Eighty years ago, April 14, 1935, an ominous wall of blowing sand and dust swept across the Great Plains. This day is known in history as Black Sunday. During the 1930’s, the Dust Bowl days were a period during which huge dust storms ravaged the Midwest because of years of overplanting, poorly managed crops and severe drought conditions. During that massive storm, people were forced to crawl on hands and knees in search of shelter, literally unable to see their hands in front of their faces. Cars stalled and stopped in the choking dust. Many thought the end of the world had come.
Legacy of the Dust Bowl
In response to Black Sunday, and the damage caused by dust storms, Congress passed Public Law 74-46 on April 27, 1935, and recognized that “the wastage of soil and moisture resources on farm, grazing, and forest lands… is a menace to the national welfare.” This law established the Soil Conservation Service, now USDA’s Natural Resources Conservation Service, or NRCS. Since that time, our commitment to soil science and soil health has helped America’s private landowners implement conservation practices that protect and improve soil and other resources.
Healthy soils are the foundation of agriculture (and landscaping – editor’s note). In the face of mounting challenges, soil health is critical to our future.
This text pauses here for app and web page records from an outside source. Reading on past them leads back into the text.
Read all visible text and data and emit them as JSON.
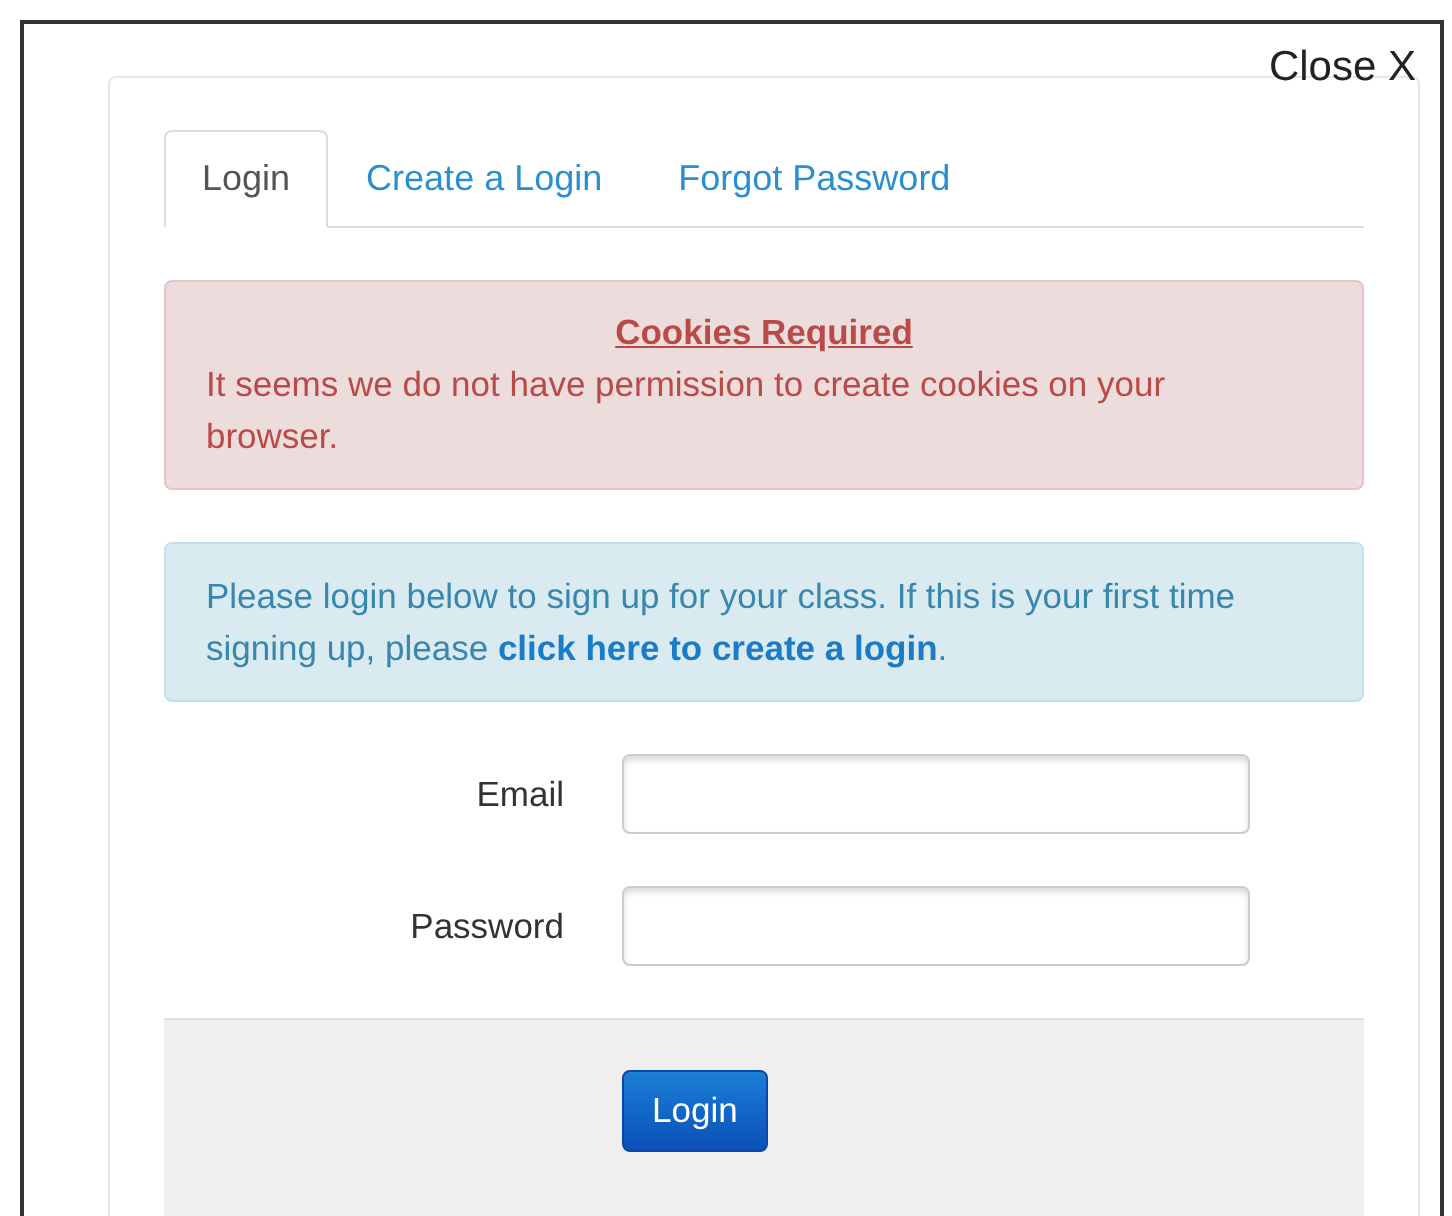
{
  "close_button": {
    "label": "Close X"
  },
  "tabs": [
    {
      "label": "Login",
      "selected": true
    },
    {
      "label": "Create a Login",
      "selected": false
    },
    {
      "label": "Forgot Password",
      "selected": false
    }
  ],
  "error_alert": {
    "title": "Cookies Required",
    "message": "It seems we do not have permission to create cookies on your browser."
  },
  "info_alert": {
    "text": "Please login below to sign up for your class. If this is your first time signing up, please ",
    "link": "click here to create a login",
    "after": "."
  },
  "form": {
    "fields": [
      {
        "label": "Email"
      },
      {
        "label": "Password"
      }
    ],
    "submit": "Login"
  }
}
As America’s agency for soil conservation, classification and studies, NRCS is excited that 2015 will bring worldwide attention to the importance of soil. During the International Year of Soils, and on Earth Day 2015, we have lots to celebrate. Thank you to the farmers, backyard gardeners and all of our nation’s conservationists who are doing their part to protect natural resources.
We salute the soil, and we hope you will too.